Hoplodoris sp. (Bergh, 1879)
The only reason we are calling this species of Hoplodoris from Tulamben, Indonesia, unidentified, is because it represents the problem this genus of crytobranch dorid presents divers and taxonomists. Since the description of the genus by Rudolph Bergh in 1880, several authors have wrestled with what to do with its individual species.
The genus, Hoplodoris is represented by a few described species and a bunch of critters like Mike's animal shown above, that do not easily fit any of the descriptions. A closely related genus,Carminodoris, is equally complicated, and being reviewed by one of our colleagues presently. This latter genus differs internally, by the lack of armature on the penis and vestibular glands. Described species of Hoplodoris include, Hoplodoris nodulosa (Angas, 1864) as presented on Bill Rudman's Sea Slug Forum and Hoplodoris estrelyado Gosliner & Behrens, 1998.

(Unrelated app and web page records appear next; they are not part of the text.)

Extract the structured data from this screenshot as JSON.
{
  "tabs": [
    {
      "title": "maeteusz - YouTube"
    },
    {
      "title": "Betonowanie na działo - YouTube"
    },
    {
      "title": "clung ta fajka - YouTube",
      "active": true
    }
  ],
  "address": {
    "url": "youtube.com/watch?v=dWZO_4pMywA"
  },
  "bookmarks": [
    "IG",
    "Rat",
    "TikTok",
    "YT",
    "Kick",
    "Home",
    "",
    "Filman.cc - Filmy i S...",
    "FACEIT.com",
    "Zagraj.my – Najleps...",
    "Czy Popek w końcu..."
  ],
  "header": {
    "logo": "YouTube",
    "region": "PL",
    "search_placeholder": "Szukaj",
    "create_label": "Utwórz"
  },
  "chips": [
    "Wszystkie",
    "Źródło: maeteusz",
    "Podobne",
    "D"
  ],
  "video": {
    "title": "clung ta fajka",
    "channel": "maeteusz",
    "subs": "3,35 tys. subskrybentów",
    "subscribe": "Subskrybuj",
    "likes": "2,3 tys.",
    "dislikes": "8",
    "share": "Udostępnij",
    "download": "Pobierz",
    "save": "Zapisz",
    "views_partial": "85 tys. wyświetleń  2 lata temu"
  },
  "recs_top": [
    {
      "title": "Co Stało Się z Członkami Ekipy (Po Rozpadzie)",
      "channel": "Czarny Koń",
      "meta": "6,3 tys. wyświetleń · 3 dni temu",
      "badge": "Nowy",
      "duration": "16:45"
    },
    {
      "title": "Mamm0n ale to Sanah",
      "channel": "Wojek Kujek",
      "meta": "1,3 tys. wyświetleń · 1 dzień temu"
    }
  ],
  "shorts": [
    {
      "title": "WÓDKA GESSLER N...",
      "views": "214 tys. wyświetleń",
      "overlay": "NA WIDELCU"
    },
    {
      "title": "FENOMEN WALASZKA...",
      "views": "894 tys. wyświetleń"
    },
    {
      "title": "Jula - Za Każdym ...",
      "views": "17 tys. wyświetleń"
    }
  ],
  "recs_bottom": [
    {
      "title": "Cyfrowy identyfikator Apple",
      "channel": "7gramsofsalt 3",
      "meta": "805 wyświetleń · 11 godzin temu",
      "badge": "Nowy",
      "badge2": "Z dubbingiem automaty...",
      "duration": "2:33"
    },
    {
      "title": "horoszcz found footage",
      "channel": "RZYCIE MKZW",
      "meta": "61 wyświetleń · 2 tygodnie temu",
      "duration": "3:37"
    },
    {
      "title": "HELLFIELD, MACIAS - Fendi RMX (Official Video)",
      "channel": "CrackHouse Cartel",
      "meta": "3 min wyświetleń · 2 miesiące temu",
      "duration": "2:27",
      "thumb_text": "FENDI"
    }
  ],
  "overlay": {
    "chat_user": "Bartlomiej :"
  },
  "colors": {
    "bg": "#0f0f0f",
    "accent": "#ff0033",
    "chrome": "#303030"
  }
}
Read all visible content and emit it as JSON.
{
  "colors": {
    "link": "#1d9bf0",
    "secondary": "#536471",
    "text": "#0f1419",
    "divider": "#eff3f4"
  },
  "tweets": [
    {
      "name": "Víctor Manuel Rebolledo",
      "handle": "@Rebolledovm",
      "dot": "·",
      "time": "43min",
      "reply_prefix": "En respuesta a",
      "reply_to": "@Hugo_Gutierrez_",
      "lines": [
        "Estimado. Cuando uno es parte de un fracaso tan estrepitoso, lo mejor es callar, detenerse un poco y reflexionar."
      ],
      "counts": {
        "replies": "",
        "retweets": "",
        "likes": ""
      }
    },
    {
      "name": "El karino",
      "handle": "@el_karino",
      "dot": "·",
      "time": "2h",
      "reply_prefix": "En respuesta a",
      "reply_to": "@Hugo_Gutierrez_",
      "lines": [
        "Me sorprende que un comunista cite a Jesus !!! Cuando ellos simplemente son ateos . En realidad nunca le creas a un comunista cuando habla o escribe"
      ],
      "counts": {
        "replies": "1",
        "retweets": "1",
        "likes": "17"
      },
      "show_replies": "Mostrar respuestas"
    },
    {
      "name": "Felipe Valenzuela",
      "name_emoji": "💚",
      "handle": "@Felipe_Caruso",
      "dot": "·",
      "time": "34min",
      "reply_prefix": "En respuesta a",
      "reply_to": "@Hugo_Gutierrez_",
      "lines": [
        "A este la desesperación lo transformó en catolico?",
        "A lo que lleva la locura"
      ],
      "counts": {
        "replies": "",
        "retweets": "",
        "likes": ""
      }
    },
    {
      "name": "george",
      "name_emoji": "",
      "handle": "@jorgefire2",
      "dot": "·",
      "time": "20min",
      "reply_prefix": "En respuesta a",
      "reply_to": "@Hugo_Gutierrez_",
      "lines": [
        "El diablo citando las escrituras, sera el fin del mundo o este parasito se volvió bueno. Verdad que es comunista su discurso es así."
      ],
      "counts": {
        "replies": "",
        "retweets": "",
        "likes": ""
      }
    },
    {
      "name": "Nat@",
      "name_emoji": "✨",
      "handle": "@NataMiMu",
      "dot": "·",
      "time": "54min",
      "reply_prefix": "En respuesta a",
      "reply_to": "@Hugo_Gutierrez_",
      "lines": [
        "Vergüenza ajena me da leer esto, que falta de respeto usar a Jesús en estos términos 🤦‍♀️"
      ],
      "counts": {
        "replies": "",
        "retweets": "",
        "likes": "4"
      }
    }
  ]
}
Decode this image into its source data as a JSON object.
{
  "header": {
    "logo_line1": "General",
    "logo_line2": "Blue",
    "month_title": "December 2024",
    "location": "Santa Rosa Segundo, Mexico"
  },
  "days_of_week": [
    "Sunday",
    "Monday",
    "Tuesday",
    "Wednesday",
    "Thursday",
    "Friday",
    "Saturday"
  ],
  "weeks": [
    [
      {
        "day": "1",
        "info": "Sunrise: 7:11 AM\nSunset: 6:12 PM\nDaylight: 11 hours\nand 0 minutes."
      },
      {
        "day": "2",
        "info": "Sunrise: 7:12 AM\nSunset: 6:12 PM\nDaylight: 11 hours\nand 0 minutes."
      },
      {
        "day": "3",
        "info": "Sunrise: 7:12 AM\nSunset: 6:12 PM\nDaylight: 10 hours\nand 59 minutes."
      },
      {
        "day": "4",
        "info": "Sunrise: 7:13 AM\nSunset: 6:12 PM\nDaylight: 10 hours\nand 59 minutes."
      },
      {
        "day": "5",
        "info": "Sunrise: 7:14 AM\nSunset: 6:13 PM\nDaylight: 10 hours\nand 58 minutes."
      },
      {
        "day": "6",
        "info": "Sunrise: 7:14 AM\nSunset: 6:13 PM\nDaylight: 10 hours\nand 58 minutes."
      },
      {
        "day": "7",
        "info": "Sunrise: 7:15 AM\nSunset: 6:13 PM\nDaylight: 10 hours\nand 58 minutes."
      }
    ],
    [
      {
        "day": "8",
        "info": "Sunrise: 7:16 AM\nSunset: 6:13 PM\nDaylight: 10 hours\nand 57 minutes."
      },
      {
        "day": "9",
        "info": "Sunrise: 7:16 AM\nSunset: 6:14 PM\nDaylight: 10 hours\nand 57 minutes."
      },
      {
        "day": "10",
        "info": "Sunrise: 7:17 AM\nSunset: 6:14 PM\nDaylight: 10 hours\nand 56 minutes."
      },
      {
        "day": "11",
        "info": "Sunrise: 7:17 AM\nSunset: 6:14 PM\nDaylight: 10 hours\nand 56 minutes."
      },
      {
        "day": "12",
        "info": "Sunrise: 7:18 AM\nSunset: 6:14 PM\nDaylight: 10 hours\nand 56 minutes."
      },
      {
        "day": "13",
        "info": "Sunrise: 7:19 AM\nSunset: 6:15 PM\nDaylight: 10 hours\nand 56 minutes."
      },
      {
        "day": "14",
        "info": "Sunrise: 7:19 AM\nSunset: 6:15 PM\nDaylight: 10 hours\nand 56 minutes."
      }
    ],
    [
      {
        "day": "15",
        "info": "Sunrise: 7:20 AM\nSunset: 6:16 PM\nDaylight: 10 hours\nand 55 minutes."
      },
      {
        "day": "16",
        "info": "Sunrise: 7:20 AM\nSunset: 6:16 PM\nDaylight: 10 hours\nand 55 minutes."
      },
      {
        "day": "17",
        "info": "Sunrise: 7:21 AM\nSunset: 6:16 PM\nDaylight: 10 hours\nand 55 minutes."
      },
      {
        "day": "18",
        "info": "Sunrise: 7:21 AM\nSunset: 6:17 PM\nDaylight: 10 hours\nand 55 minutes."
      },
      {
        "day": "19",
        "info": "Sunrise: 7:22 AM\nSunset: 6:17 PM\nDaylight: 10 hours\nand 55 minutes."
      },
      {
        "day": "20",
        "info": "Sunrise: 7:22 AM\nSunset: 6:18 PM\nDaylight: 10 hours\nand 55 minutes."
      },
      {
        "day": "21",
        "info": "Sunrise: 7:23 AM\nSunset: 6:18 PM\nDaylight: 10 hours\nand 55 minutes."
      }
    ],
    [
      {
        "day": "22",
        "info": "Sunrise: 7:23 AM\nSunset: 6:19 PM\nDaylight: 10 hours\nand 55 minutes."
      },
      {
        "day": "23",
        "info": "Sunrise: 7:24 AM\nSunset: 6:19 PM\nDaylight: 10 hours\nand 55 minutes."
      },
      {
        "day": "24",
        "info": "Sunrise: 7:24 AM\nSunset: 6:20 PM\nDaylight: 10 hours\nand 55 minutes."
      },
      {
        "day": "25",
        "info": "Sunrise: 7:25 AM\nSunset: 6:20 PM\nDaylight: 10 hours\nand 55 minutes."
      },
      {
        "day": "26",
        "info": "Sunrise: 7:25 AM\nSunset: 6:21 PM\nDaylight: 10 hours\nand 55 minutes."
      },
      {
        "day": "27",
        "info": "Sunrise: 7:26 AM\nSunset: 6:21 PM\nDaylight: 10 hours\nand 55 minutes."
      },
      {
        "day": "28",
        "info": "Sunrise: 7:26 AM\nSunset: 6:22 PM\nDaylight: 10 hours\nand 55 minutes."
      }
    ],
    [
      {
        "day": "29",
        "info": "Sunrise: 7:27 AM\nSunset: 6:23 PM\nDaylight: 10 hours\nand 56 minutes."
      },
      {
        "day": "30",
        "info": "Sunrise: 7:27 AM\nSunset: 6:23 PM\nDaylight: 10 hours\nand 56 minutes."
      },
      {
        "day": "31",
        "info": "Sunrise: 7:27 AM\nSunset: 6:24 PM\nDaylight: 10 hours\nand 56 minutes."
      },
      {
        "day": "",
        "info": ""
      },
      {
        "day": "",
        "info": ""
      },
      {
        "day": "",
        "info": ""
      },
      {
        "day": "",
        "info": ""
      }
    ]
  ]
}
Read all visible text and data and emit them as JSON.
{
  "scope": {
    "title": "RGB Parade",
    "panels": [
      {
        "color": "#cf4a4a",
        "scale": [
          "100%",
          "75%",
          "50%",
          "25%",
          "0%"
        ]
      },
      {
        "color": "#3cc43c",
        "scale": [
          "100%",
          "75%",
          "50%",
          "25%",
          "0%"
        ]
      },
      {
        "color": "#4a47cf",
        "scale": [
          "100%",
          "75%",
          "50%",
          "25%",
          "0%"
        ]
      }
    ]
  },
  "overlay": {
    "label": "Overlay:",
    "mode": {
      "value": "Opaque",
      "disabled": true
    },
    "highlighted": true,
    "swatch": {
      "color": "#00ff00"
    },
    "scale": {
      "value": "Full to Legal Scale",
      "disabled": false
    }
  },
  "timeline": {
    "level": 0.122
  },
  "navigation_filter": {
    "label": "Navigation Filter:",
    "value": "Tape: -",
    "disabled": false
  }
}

In Hoplodoris nodulosa, the mantle is densely pustulose, except medially, behind the rhinophores where the pustules are often absent or very reduced in size. The color is normally a mottled brown or yellowish brown. The median band is often a darker color than the rest of the mantle. Variations do occur widely in color.
In the more recently described Hoplodoris estrelyado, named by yours truly and good buddy, Terry Gosliner, the color pattern on the dorsal surface of this beast looks like fried eggs, served sunny-side up. Not only does the color look like a fried egg, but the tubercles covering the dorsal surface are tall and shaped like plump perfectly prepared fried eggs. The remainder of the dorsal surface is speckled with the white and black of scattered salt and pepper served with this dish. The rhinophores and gills are typically dorid in shape, and are dark brown with white specks.
Ever since webmaster Mike collected and photographed the first specimen of this new species in Batangas Province, our gang has referred to it as the Fried Eggs dorid. This eye catching pattern is the derivation of our nominated species name "estrelyado." Estrelyado is actually the Tagalog word for "sunny side up" which is derived from the Spanish word "estrella," for star, indicating the eggs are formed into star-like patterns with the yolk facing upwards.
The week's featured species (above) is almost identical to that species
shown as species # 186, page 114 in Atsushi Ono's Opisthobranchs of Kerama Islands. Ono's specimen, photographed at Zamami Island in Japan
is similar to Mike's Tulamben specimen in having thin white circles around
each dorsal pustules. Aside from a size of about 50 mm in length and their
occurrence on mucking bottoms, this species does not cleanly match either,
H. nodulosa or H. estrelyado, and will need to remain "unidentified" until
Taxonomic information courtesy of Dave Behrens
David W. Behrens
Pacific Coast Nudibranchs
Send Dave mail at email@example.com